  2. hey bill my name is joshua and i.have a question for how can i pick a American lock series 2500 cause me a my friend tristan wants to know cause we've been picking for quite a while know can you please help us out

  3. For those of us who have to rekey these most Schlage depth gauges have one or two notches machined into them that make removing these pesky cylinder retainer clips easier. As for picking these can be rascals until you figure them out. Well done.

  4. I just found this video and  thought I would add my own.
    Roger Shoaf nailed it. Schlage, in order to save money, switched from a two piece F series knob to a one piece knob. In order to get the cylinder in they had to totally redesign it. Yes they didn't save much money and made the F series even easier to pick and bump open.
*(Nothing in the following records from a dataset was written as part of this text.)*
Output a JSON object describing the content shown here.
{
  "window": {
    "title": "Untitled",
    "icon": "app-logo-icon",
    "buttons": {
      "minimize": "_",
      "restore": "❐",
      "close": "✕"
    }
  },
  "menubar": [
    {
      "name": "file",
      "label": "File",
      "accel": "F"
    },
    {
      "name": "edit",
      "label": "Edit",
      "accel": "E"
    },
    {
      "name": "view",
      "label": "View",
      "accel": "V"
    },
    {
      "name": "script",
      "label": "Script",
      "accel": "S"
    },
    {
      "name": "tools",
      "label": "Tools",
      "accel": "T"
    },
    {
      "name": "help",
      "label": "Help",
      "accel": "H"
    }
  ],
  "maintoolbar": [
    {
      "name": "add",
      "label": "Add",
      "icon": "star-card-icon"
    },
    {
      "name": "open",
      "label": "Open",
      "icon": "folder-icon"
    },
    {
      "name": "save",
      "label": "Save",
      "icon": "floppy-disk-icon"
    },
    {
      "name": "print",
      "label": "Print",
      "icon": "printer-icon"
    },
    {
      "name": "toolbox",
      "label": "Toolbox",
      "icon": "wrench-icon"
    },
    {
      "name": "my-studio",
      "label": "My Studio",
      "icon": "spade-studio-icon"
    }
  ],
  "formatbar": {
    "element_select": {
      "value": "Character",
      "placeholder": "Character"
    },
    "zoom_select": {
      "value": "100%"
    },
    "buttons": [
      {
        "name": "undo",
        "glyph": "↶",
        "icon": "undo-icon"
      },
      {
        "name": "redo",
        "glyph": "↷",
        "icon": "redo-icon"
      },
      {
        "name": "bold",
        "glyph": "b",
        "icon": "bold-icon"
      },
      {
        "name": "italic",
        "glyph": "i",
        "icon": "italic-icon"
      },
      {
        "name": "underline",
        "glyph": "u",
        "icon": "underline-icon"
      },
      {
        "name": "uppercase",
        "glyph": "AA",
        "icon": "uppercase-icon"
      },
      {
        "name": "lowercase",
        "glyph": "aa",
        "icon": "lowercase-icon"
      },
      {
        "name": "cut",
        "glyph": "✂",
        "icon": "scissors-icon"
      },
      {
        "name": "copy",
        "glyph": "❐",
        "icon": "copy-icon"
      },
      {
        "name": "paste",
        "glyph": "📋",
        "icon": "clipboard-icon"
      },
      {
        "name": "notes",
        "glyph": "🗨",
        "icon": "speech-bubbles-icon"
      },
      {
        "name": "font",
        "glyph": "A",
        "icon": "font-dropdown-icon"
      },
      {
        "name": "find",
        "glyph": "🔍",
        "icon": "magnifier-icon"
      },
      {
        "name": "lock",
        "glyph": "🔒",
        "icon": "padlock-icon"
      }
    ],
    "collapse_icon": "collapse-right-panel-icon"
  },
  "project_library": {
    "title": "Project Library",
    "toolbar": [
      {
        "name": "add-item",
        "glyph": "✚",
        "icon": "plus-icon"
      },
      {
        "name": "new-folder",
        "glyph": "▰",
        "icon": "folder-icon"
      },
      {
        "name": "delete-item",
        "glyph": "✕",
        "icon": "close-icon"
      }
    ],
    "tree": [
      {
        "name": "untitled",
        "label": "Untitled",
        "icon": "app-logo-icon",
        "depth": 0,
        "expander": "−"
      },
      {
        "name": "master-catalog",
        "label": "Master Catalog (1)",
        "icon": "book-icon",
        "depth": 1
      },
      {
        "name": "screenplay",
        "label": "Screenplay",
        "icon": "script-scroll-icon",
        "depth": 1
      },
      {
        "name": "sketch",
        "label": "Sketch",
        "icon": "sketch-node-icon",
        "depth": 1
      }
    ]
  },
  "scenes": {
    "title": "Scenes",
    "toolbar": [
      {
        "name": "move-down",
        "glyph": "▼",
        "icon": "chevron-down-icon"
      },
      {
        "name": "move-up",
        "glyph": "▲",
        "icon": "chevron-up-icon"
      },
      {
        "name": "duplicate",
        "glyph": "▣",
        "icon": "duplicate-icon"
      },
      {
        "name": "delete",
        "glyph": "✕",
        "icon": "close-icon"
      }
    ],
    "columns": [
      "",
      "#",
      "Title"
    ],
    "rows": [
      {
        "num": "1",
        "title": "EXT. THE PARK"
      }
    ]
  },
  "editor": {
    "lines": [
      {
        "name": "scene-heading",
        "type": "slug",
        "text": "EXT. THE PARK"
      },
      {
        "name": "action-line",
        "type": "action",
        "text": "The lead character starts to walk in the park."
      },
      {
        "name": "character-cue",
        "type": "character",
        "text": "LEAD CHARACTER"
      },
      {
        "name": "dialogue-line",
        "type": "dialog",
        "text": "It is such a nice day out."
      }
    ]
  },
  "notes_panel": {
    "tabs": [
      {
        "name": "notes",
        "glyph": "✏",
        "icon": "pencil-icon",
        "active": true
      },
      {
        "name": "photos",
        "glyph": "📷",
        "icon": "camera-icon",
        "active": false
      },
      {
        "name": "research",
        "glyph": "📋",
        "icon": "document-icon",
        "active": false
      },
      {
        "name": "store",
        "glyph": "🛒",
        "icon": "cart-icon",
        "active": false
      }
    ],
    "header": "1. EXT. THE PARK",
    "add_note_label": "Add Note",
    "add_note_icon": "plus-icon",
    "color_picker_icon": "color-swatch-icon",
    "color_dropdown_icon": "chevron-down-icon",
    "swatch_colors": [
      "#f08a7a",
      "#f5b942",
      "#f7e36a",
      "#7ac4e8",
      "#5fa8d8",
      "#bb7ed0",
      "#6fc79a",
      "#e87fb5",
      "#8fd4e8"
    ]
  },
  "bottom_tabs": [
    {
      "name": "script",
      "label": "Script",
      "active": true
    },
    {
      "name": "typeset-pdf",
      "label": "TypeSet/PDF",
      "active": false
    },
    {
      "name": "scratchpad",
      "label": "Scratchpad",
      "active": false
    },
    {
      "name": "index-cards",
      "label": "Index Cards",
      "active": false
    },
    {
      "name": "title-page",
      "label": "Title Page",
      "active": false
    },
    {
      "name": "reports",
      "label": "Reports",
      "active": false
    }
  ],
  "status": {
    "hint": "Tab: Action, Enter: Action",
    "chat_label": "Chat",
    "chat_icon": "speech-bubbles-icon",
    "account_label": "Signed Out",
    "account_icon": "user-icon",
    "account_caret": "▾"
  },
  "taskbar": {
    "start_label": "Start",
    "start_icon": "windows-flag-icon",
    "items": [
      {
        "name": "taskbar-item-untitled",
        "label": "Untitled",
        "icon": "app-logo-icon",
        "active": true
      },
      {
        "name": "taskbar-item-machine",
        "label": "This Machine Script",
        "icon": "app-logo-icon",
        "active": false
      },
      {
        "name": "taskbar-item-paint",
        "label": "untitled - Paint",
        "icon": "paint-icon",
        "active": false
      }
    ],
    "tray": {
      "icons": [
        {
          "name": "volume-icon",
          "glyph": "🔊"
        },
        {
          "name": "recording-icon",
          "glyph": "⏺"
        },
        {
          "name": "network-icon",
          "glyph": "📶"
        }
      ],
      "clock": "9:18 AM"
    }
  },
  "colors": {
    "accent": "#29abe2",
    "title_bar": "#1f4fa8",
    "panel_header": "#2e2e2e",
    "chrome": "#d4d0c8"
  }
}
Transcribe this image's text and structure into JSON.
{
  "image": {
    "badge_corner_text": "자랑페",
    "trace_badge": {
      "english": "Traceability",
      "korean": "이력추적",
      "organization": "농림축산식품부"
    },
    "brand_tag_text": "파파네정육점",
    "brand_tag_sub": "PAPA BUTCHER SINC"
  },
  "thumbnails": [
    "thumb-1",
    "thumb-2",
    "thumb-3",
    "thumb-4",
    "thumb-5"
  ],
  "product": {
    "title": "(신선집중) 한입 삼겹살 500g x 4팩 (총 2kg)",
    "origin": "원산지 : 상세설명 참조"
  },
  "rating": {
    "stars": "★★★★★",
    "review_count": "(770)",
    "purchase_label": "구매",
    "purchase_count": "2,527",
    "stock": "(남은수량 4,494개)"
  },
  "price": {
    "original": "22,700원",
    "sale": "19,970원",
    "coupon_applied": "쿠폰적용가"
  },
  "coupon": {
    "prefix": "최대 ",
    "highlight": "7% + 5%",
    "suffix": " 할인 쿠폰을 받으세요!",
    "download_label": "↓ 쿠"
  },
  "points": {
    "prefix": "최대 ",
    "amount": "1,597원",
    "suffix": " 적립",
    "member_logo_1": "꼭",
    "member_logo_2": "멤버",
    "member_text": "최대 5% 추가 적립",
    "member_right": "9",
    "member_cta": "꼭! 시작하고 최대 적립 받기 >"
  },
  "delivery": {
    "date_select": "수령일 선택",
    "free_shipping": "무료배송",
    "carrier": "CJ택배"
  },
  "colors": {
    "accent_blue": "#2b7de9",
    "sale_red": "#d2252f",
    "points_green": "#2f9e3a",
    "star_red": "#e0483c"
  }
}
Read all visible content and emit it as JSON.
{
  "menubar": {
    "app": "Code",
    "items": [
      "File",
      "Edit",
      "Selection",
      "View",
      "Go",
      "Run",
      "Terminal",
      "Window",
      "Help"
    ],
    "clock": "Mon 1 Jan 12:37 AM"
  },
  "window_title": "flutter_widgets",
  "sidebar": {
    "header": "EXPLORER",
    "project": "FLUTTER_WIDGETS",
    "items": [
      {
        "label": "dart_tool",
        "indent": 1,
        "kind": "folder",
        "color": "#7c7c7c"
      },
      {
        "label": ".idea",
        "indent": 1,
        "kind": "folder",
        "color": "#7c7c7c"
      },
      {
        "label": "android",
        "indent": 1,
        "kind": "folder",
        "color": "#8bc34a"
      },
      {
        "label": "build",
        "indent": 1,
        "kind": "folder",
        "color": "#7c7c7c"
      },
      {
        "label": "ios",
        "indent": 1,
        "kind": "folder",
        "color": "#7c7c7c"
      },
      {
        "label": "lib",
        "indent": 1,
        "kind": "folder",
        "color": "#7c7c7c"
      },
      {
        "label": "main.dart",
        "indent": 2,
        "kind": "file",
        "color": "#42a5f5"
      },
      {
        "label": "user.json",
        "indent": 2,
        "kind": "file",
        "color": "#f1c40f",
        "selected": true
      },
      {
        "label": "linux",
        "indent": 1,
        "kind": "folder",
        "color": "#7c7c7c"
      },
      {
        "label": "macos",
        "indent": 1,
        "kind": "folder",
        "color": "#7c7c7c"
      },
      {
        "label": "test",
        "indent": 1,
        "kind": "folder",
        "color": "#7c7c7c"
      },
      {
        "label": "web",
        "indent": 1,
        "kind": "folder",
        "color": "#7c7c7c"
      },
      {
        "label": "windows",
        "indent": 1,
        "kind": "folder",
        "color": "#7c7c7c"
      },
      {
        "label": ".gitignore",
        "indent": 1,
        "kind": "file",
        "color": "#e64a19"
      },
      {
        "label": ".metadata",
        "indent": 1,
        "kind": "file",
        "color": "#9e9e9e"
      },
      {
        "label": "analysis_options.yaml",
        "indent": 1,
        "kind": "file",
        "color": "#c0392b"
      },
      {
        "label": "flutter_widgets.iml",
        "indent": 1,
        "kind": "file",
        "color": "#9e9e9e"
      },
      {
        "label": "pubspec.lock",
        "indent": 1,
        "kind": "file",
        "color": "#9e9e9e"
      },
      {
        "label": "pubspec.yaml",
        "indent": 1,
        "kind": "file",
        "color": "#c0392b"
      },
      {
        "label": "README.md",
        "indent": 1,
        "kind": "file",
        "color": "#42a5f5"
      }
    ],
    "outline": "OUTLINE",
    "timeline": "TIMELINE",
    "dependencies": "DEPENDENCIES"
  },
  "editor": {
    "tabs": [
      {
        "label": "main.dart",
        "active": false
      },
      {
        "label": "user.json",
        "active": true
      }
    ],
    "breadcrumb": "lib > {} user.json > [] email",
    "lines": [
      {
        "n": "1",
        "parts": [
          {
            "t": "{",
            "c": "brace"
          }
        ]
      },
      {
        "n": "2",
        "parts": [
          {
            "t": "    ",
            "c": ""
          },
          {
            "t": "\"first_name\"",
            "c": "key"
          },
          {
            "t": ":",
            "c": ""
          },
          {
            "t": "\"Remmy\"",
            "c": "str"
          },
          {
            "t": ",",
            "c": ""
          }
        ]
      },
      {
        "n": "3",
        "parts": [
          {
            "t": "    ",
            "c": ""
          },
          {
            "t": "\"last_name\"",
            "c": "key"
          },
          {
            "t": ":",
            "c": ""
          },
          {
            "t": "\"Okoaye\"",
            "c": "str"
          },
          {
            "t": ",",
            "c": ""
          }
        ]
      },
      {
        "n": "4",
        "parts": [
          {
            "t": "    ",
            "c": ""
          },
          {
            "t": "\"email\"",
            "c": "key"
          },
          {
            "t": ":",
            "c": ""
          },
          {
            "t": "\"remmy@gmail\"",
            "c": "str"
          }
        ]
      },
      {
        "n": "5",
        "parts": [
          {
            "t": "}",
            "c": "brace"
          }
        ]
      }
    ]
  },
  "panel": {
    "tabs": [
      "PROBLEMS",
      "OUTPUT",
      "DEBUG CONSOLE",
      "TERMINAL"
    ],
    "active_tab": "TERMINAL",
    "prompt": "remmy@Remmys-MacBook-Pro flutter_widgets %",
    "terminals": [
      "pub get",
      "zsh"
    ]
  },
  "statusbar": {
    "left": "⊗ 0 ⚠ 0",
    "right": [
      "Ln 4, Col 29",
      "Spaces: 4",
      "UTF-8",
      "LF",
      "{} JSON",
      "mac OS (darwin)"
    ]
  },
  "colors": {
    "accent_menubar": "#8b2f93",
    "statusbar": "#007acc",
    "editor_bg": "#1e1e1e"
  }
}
You have to use a pick or thin piece of metal to depress the retaining cap to get the POS in & out of the knob now.
    Bill was incorrect about how the pins are in the lock. The small part of the pin is for the spring to go over. If you try to use standard Schlage drivers, the retainer will pop off. Also if turned over, the pins will get caught in the construction ball holes(those little extra holes by the pin holes) totally locking up the cylinder and you'd have use the F series bypass tool to press the retainer to release the knob.

  5. These locks use the T pins, but this was not done to increase security, it was done to allow a design change in the knob.  There was not enough room for standard pins and the T pins allow the cap to be depressed in order to be inserted in the knob.

  6. I've never picked T-pins b4?? I'm not much for taking locks apart, as they don't ever seem to go back together, easily…and I end up pissed off in the end! So… Anyway did you ever track down your Canadian traveling lockbox's? I know I keep asking but I keep hoping that someone may have let you (like they should) that they have one and who they are sending it to.
    Peace n Tanks for your channel it's the best!(as if you didn't know) Lol keep it up Bro!

  7. lol at 5:05 " let me get a pair of tweez… woop carp!" then the guy in the background lets you know you dropped the pin as if you didn't see it flying at your face

  8. Nice job Bill and thanks for the insight on picking t pins. Sorry I so confusing in my note. I wasn't suggesting serrated pins were in there, just my trouble at picking them. Also in that core there is kind of a rim at the bottom of each tubes in the bible. Crazy thing! Thanks again.

LEAVE YOUR COMMENT

Your email address will not be published. Required fields are marked *

Facebook Auto Publish Powered By : XYZScripts.com